Richard Roeper, “Being excellent is infrequent in the belated threequel”:

The first “Bill & Ted” movie was unbearably corny and just barely carried the day thanks to its snark-free spirit and the two charming leads. The sequel was a mediocre serving of warmed-up leftovers. Suffering through “Bill & Ted Face the Music” is like attending a reunion concert of a two-hit wonder band you loved in high school, and realizing their original material wasn’t all that great in the first place.

Mel Valentin, “Worth the wait for longtime Bill and Ted fans”:

Besides the reintroduction of old-school favorites like the Reaper and, of course, the title characters themselves, Bill & Ted Face the Music mines several, overlapping themes for comedic effect, specifically the conflict between youthful expectations and dreams, and often harsh reality of adulthood, where expectations and dreams have to be recalibrated and readjusted downwards and values (i.e., career vs. family or personal life) have to follow. Bill & Ted Face the Music also contains an element of meta-fictional commentary on the rise and fall of creative careers that tend to follow with some regularity.

Katie Walsh, “Somewhere between bogus and excellent”:

As Bill and Ted bounce through time, the narratives of these films are merely loose assortments of kooky bits and cameos, and “Face the Music” doesn’t stray from that. While it doesn’t quite gel cohesively, in this casual kickback with a pair of old pals, it’s the dudes who remain excellent.

Stephanie Zacharek, “The dose of time-travel lunacy we need now”:

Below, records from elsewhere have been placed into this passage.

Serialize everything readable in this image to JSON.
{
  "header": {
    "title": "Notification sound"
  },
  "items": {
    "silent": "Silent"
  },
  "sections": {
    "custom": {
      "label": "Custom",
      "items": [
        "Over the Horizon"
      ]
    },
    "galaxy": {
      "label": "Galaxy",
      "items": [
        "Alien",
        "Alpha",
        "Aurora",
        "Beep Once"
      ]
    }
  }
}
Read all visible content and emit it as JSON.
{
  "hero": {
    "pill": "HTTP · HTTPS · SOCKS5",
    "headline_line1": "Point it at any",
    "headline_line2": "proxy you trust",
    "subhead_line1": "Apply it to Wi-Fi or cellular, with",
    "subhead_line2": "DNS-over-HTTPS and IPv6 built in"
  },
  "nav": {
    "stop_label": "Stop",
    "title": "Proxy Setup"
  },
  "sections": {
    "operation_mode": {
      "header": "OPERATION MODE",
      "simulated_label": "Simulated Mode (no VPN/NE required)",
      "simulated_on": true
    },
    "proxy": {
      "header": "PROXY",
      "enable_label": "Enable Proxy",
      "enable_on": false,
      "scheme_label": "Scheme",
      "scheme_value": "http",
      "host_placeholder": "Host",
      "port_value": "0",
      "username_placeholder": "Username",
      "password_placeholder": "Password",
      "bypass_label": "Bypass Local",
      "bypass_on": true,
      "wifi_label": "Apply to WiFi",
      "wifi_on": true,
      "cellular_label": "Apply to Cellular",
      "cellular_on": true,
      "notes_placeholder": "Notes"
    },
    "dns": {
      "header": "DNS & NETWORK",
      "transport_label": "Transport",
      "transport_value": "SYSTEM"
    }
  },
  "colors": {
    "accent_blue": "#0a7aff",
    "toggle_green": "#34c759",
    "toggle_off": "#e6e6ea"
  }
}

[W]hat people want from Bill & Ted Face the Music matters a lot less than what it actually is, a crazy, imperfect but deeply gratifying burst of optimism at the end of what has been — inarguably — a terrible summer. Its ramshackle earnestness, its certainty about nothing beyond the fact that we need to get our act together as human beings, is its great strength.

Bill & Ted Face the Music is currently playing in theaters and can be rented online. Watch the trailer below.